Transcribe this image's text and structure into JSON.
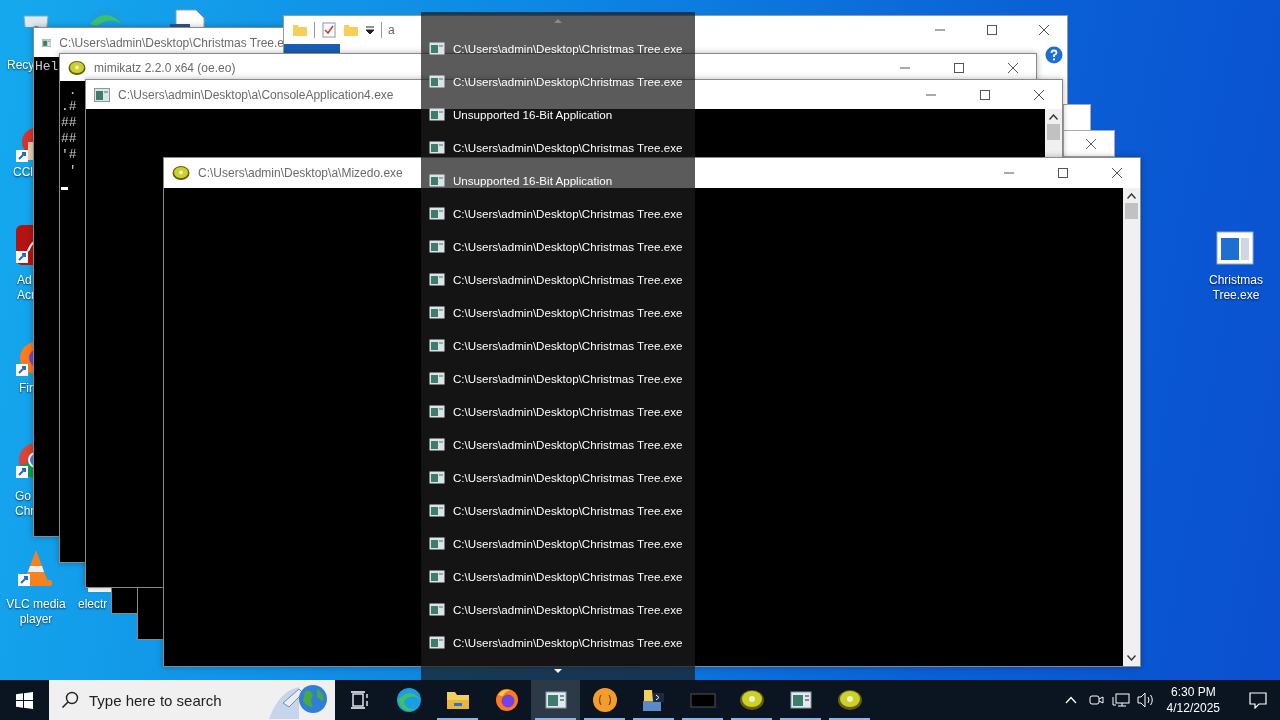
{
  "desktop_icons": [
    {
      "kind": "recycle-bin",
      "lines": [
        "Recy"
      ]
    },
    {
      "kind": "edge"
    },
    {
      "kind": "document"
    },
    {
      "kind": "ccleaner",
      "lines": [
        "CCl"
      ]
    },
    {
      "kind": "acrobat",
      "lines": [
        "Ad",
        "Acr"
      ]
    },
    {
      "kind": "firefox",
      "lines": [
        "Fir"
      ]
    },
    {
      "kind": "chrome",
      "lines": [
        "Go",
        "Chr"
      ]
    },
    {
      "kind": "vlc",
      "lines": [
        "VLC media",
        "player"
      ]
    },
    {
      "kind": "electron",
      "lines": [
        "electr"
      ]
    },
    {
      "kind": "installer",
      "lines": [
        "Christmas",
        "Tree.exe"
      ]
    }
  ],
  "explorer_window": {
    "title": "a"
  },
  "windows": [
    {
      "kind": "console",
      "title": "C:\\Users\\admin\\Desktop\\Christmas Tree.e",
      "console_lines": [
        "Hel"
      ]
    },
    {
      "kind": "kiwi",
      "title": "mimikatz 2.2.0 x64 (oe.eo)",
      "console_lines": [
        " .",
        ".#",
        "##",
        "##",
        "'#",
        " '"
      ]
    },
    {
      "kind": "console",
      "title": "C:\\Users\\admin\\Desktop\\a\\ConsoleApplication4.exe"
    },
    {
      "kind": "kiwi",
      "title": "C:\\Users\\admin\\Desktop\\a\\Mizedo.exe"
    }
  ],
  "jump_list": {
    "items": [
      {
        "title": "C:\\Users\\admin\\Desktop\\Christmas Tree.exe"
      },
      {
        "title": "C:\\Users\\admin\\Desktop\\Christmas Tree.exe"
      },
      {
        "title": "Unsupported 16-Bit Application"
      },
      {
        "title": "C:\\Users\\admin\\Desktop\\Christmas Tree.exe"
      },
      {
        "title": "Unsupported 16-Bit Application"
      },
      {
        "title": "C:\\Users\\admin\\Desktop\\Christmas Tree.exe"
      },
      {
        "title": "C:\\Users\\admin\\Desktop\\Christmas Tree.exe"
      },
      {
        "title": "C:\\Users\\admin\\Desktop\\Christmas Tree.exe"
      },
      {
        "title": "C:\\Users\\admin\\Desktop\\Christmas Tree.exe"
      },
      {
        "title": "C:\\Users\\admin\\Desktop\\Christmas Tree.exe"
      },
      {
        "title": "C:\\Users\\admin\\Desktop\\Christmas Tree.exe"
      },
      {
        "title": "C:\\Users\\admin\\Desktop\\Christmas Tree.exe"
      },
      {
        "title": "C:\\Users\\admin\\Desktop\\Christmas Tree.exe"
      },
      {
        "title": "C:\\Users\\admin\\Desktop\\Christmas Tree.exe"
      },
      {
        "title": "C:\\Users\\admin\\Desktop\\Christmas Tree.exe"
      },
      {
        "title": "C:\\Users\\admin\\Desktop\\Christmas Tree.exe"
      },
      {
        "title": "C:\\Users\\admin\\Desktop\\Christmas Tree.exe"
      },
      {
        "title": "C:\\Users\\admin\\Desktop\\Christmas Tree.exe"
      },
      {
        "title": "C:\\Users\\admin\\Desktop\\Christmas Tree.exe"
      }
    ]
  },
  "taskbar": {
    "search": {
      "placeholder": "Type here to search"
    },
    "apps": [
      {
        "kind": "edge",
        "running": false,
        "selected": false
      },
      {
        "kind": "explorer",
        "running": true,
        "selected": false
      },
      {
        "kind": "firefox",
        "running": false,
        "selected": false
      },
      {
        "kind": "console",
        "running": true,
        "selected": true
      },
      {
        "kind": "orange",
        "running": true,
        "selected": false
      },
      {
        "kind": "python",
        "running": true,
        "selected": false
      },
      {
        "kind": "blank",
        "running": true,
        "selected": false
      },
      {
        "kind": "kiwi",
        "running": true,
        "selected": false
      },
      {
        "kind": "console",
        "running": true,
        "selected": false
      },
      {
        "kind": "kiwi",
        "running": true,
        "selected": false
      }
    ],
    "clock": {
      "time": "6:30 PM",
      "date": "4/12/2025"
    }
  }
}
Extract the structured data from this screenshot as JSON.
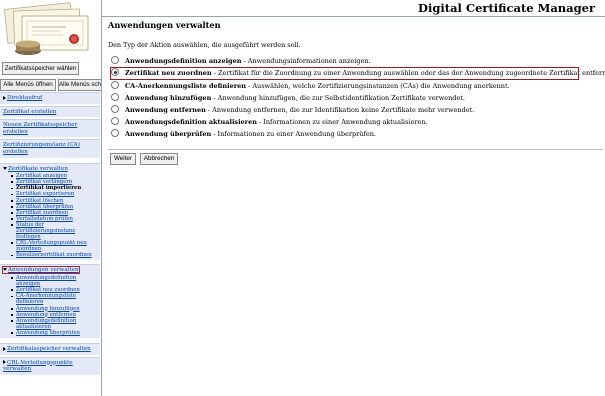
{
  "header": {
    "title": "Digital Certificate Manager"
  },
  "sidebar": {
    "store_button": "Zertifikatsspeicher wählen",
    "open_menus": "Alle Menüs öffnen",
    "close_menus": "Alle Menüs sch",
    "sections": {
      "direct_call": "Direktaufruf",
      "create_cert": "Zertifikat erstellen",
      "new_store": "Neuen Zertifikatsspeicher erstellen",
      "ca": "Zertifizierungsinstanz (CA) erstellen",
      "manage_certs": "Zertifikate verwalten",
      "manage_apps": "Anwendungen verwalten",
      "manage_store": "Zertifikatsspeicher verwalten",
      "crl": "CRL-Verteilungspunkte verwalten"
    },
    "cert_items": [
      "Zertifikat anzeigen",
      "Zertifikat verlängern",
      "Zertifikat importieren",
      "Zertifikat exportieren",
      "Zertifikat löschen",
      "Zertifikat überprüfen",
      "Zertifikat zuordnen",
      "Verfallsdatum prüfen",
      "Status der Zertifizierungsinstanz festlegen",
      "CRL-Verteilungspunkt neu zuordnen",
      "Benutzerzertifikat zuordnen"
    ],
    "app_items": [
      "Anwendungsdefinition anzeigen",
      "Zertifikat neu zuordnen",
      "CA-Anerkennungsliste definieren",
      "Anwendung hinzufügen",
      "Anwendung entfernen",
      "Anwendungsdefinition aktualisieren",
      "Anwendung überprüfen"
    ]
  },
  "main": {
    "title": "Anwendungen verwalten",
    "instruction": "Den Typ der Aktion auswählen, die ausgeführt werden soll.",
    "options": [
      {
        "name": "Anwendungsdefinition anzeigen",
        "desc": " - Anwendungsinformationen anzeigen.",
        "checked": false
      },
      {
        "name": "Zertifikat neu zuordnen",
        "desc": " - Zertifikat für die Zuordnung zu einer Anwendung auswählen oder das der Anwendung zugeordnete Zertifikat entfernen.",
        "checked": true
      },
      {
        "name": "CA-Anerkennungsliste definieren",
        "desc": " - Auswählen, welche Zertifizierungsinstanzen (CAs) die Anwendung anerkennt.",
        "checked": false
      },
      {
        "name": "Anwendung hinzufügen",
        "desc": " - Anwendung hinzufügen, die zur Selbstidentifikation Zertifikate verwendet.",
        "checked": false
      },
      {
        "name": "Anwendung entfernen",
        "desc": " - Anwendung entfernen, die zur Identifikation keine Zertifikate mehr verwendet.",
        "checked": false
      },
      {
        "name": "Anwendungsdefinition aktualisieren",
        "desc": " - Informationen zu einer Anwendung aktualisieren.",
        "checked": false
      },
      {
        "name": "Anwendung überprüfen",
        "desc": " - Informationen zu einer Anwendung überprüfen.",
        "checked": false
      }
    ],
    "buttons": {
      "next": "Weiter",
      "cancel": "Abbrechen"
    }
  },
  "colors": {
    "nav_bg": "#e3e9f6",
    "link": "#0645ad",
    "selection_border": "#a01828"
  }
}
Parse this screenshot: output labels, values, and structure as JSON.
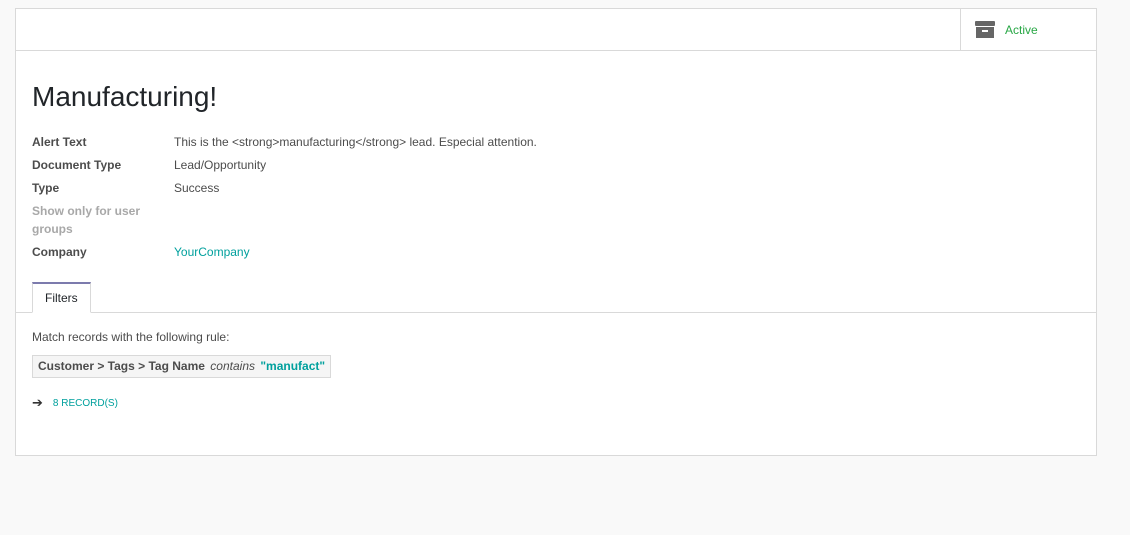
{
  "button_box": {
    "active_label": "Active",
    "icon": "archive-icon"
  },
  "record": {
    "title": "Manufacturing!",
    "fields": [
      {
        "label": "Alert Text",
        "value": "This is the <strong>manufacturing</strong> lead. Especial attention."
      },
      {
        "label": "Document Type",
        "value": "Lead/Opportunity"
      },
      {
        "label": "Type",
        "value": "Success"
      },
      {
        "label": "Show only for user groups",
        "value": ""
      },
      {
        "label": "Company",
        "value": "YourCompany"
      }
    ]
  },
  "tabs": [
    {
      "label": "Filters"
    }
  ],
  "filters": {
    "rule_text": "Match records with the following rule:",
    "domain_path": "Customer > Tags > Tag Name",
    "domain_operator": "contains",
    "domain_value": "\"manufact\"",
    "records_link": "8 RECORD(S)",
    "arrow_icon": "arrow-right-icon"
  },
  "colors": {
    "active": "#28a745",
    "link": "#00a09d",
    "tab_accent": "#7c7bad"
  }
}
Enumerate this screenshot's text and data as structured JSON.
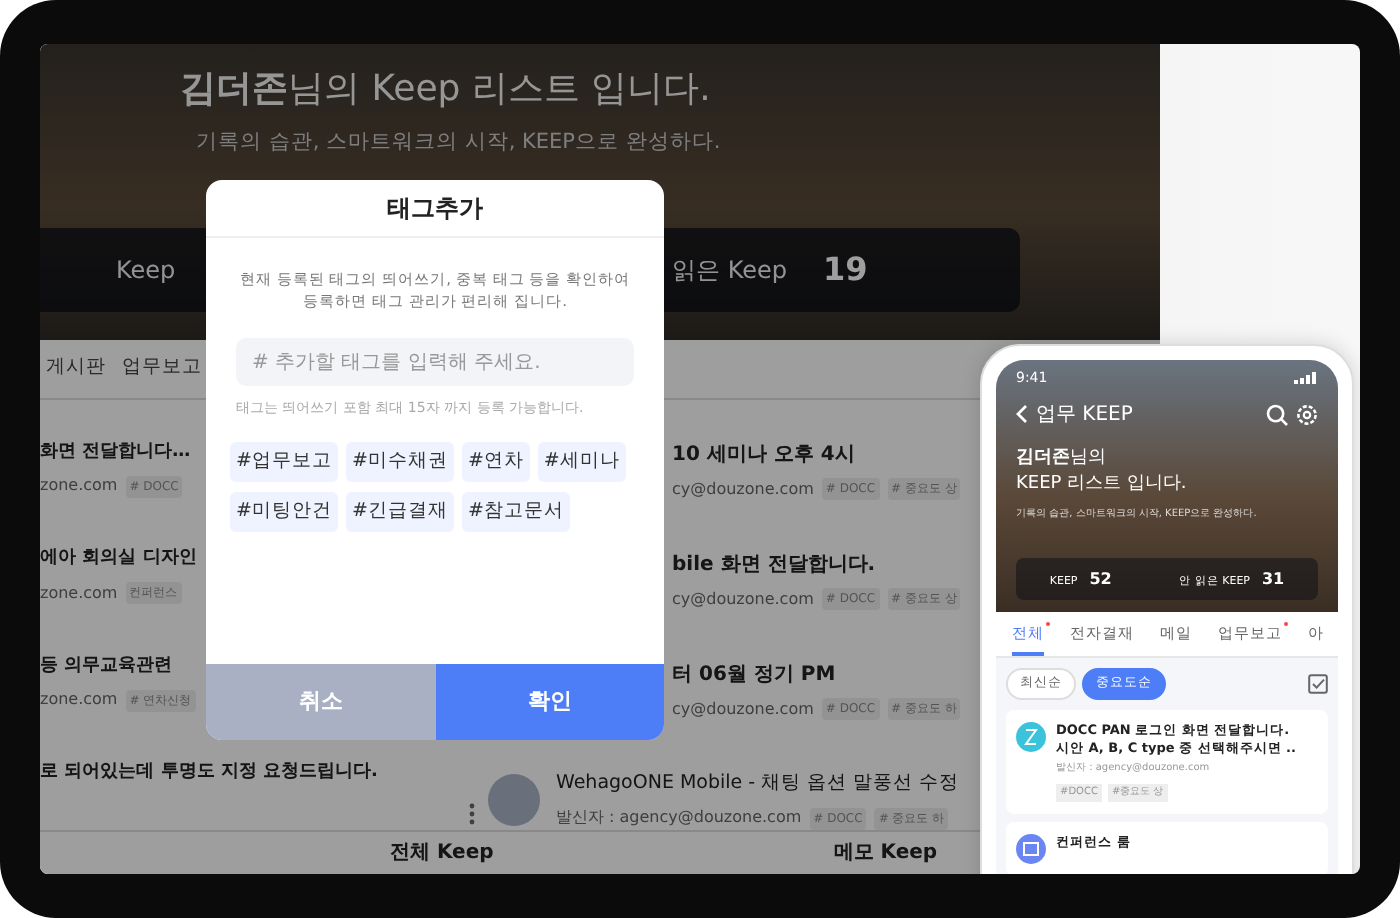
{
  "desktop": {
    "title": "**김더존**님의 Keep 리스트 입니다.",
    "subtitle": "기록의 습관, 스마트워크의 시작, KEEP으로 완성하다.",
    "stats": [
      {
        "label": "Keep"
      },
      {
        "label": "읽은 Keep",
        "value": "19"
      }
    ],
    "tabs": [
      "게시판",
      "업무보고"
    ],
    "left_items": [
      {
        "title": "화면 전달합니다…",
        "sender": "zone.com",
        "tags": [
          "# DOCC"
        ]
      },
      {
        "title": "에아 회의실 디자인",
        "sender": "zone.com",
        "tags": [
          "컨퍼런스"
        ]
      },
      {
        "title": "등 의무교육관련",
        "sender": "zone.com",
        "tags": [
          "# 연차신청"
        ]
      },
      {
        "title": "로 되어있는데 투명도 지정 요청드립니다."
      }
    ],
    "right_items": [
      {
        "kind": "partial",
        "title": "10 세미나 오후 4시",
        "sender": "cy@douzone.com",
        "tags": [
          "# DOCC",
          "# 중요도 상"
        ]
      },
      {
        "kind": "partial",
        "title": "bile 화면 전달합니다.",
        "sender": "cy@douzone.com",
        "tags": [
          "# DOCC",
          "# 중요도 상"
        ]
      },
      {
        "kind": "partial",
        "title": "터 06월 정기 PM",
        "sender": "cy@douzone.com",
        "tags": [
          "# DOCC",
          "# 중요도 하"
        ]
      },
      {
        "kind": "full",
        "title": "WehagoONE Mobile - 채팅 옵션 말풍선 수정",
        "sender": "발신자 : agency@douzone.com",
        "tags": [
          "# DOCC",
          "# 중요도 하"
        ]
      }
    ],
    "bottom_links": [
      "전체 Keep",
      "메모 Keep"
    ]
  },
  "modal": {
    "title": "태그추가",
    "description": "현재 등록된 태그의 띄어쓰기, 중복 태그 등을 확인하여\n등록하면 태그 관리가 편리해 집니다.",
    "placeholder": "# 추가할 태그를 입력해 주세요.",
    "hint": "태그는 띄어쓰기 포함 최대 15자 까지 등록 가능합니다.",
    "tags": [
      "#업무보고",
      "#미수채권",
      "#연차",
      "#세미나",
      "#미팅안건",
      "#긴급결재",
      "#참고문서"
    ],
    "buttons": [
      {
        "label": "취소",
        "kind": "cancel"
      },
      {
        "label": "확인",
        "kind": "confirm"
      }
    ]
  },
  "phone": {
    "time": "9:41",
    "nav_title": "업무 KEEP",
    "title": "**김더존**님의\nKEEP 리스트 입니다.",
    "subtitle": "기록의 습관, 스마트워크의 시작, KEEP으로 완성하다.",
    "stats": [
      {
        "label": "KEEP",
        "value": "52"
      },
      {
        "label": "안 읽은 KEEP",
        "value": "31"
      }
    ],
    "tabs": [
      {
        "label": "전체",
        "selected": true,
        "new": true
      },
      {
        "label": "전자결재",
        "selected": false,
        "new": false
      },
      {
        "label": "메일",
        "selected": false,
        "new": false
      },
      {
        "label": "업무보고",
        "selected": false,
        "new": true
      },
      {
        "label": "아",
        "selected": false,
        "new": false
      }
    ],
    "sort": [
      {
        "label": "최신순",
        "selected": false
      },
      {
        "label": "중요도순",
        "selected": true
      }
    ],
    "cards": [
      {
        "kind": "logo",
        "title": "DOCC PAN 로그인 화면 전달합니다.\n시안 A, B, C type 중 선택해주시면 ..",
        "sender": "발신자 : agency@douzone.com",
        "tags": [
          "#DOCC",
          "#중요도 상"
        ]
      },
      {
        "kind": "calendar",
        "title": "컨퍼런스 룸"
      }
    ]
  }
}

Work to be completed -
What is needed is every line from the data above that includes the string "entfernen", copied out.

Answer to this problem -
      "Anwendung entfernen",
        "desc": " - Zertifikat für die Zuordnung zu einer Anwendung auswählen oder das der Anwendung zugeordnete Zertifikat entfernen.",
        "name": "Anwendung entfernen",
        "desc": " - Anwendung entfernen, die zur Identifikation keine Zertifikate mehr verwendet.",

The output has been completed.